Moral Objectivism: “the position that certain acts are objectively right or wrong, independent of human opinion.” (ala Ayn Rand)
Rational Morality: the position that “it is possible to rationally conceive of our view of right and wrong, and that this is extremely necessary because our choices and actions have larger consequences than we often imagine.” (ala Chris Wilson, the Enlightened Caveman)

The moral concepts above are only a few examples of the ways in which concept of morality diverge. So how does one divine the correct position, if indeed one is correct? To find out, a bit of deduction is in order. Considering that, at the root of morality, there lay two very specific and mutually exclusive ideas: right and wrong, it's only reasonable that they should have a concrete and discernable meaning. If so, then it follows that Moral Equivalence and Moral Relativism are empty and meaningless concepts, in that they are both open-ended and ultimately subjective. Therefore “right and wrong”, if they are to be defined, would fall outside the scope of “morality” as such.

On the other hand, if “right and wrong” does exist (e.g. an absolute, objective standard), then the remaining propositions apply, but another question arises: what is the standard? It seems to me that, for a standard to be truly objective, it must necessarily by universally applicable. Without question, such a standard cannot be specific to this faction or that. Therefore, political parties, religious sects and all manner of “interest groups” are precluded from tailoring the standard to their tastes.

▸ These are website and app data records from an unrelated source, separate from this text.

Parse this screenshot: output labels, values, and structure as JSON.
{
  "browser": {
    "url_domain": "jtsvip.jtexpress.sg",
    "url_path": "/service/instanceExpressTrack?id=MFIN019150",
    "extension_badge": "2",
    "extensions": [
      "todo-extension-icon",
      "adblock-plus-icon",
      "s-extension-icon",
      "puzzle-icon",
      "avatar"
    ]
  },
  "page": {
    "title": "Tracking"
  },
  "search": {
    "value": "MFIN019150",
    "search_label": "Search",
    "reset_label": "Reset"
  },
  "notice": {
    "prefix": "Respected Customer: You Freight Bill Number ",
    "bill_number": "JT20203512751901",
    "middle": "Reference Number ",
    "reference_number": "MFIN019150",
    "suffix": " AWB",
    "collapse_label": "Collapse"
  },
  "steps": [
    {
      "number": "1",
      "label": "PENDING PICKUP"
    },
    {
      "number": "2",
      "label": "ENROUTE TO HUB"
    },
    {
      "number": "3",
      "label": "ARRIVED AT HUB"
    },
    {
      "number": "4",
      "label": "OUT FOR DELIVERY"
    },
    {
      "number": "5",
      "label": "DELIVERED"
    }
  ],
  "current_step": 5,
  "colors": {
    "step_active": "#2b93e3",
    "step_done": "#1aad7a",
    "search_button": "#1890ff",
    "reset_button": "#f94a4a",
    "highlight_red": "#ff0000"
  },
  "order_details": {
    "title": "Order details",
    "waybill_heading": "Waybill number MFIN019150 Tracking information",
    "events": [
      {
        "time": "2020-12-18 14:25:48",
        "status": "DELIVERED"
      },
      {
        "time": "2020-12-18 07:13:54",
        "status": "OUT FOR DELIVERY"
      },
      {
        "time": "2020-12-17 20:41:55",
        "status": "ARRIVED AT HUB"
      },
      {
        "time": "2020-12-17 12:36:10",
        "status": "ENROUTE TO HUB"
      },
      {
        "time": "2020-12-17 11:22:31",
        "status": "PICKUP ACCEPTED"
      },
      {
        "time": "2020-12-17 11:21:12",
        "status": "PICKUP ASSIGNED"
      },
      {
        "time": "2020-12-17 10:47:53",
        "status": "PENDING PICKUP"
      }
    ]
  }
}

If the aforementioned premises hold, the only conclusion to be drawn is one that my fellow Classical Liberals and I subscribe to. Specifically, the proposition that a right to life, liberty and property is inherent, natural and unalienable, and as such are not granted or sanctioned by another, nor do they need to be recognized by others in order to be realized. Therefore, since everyone, regardless of status, possesses these rights by virtue of existence, the only reasonable measure of morality is found in a supreme respect for the sanctity of individual rights. All other concerns (partisan politics, religious beliefs, ideological particulars, etc.) are altogether distinct from authentic morality, inasmuch as there are innumerable possibilities of sets and subsets of each.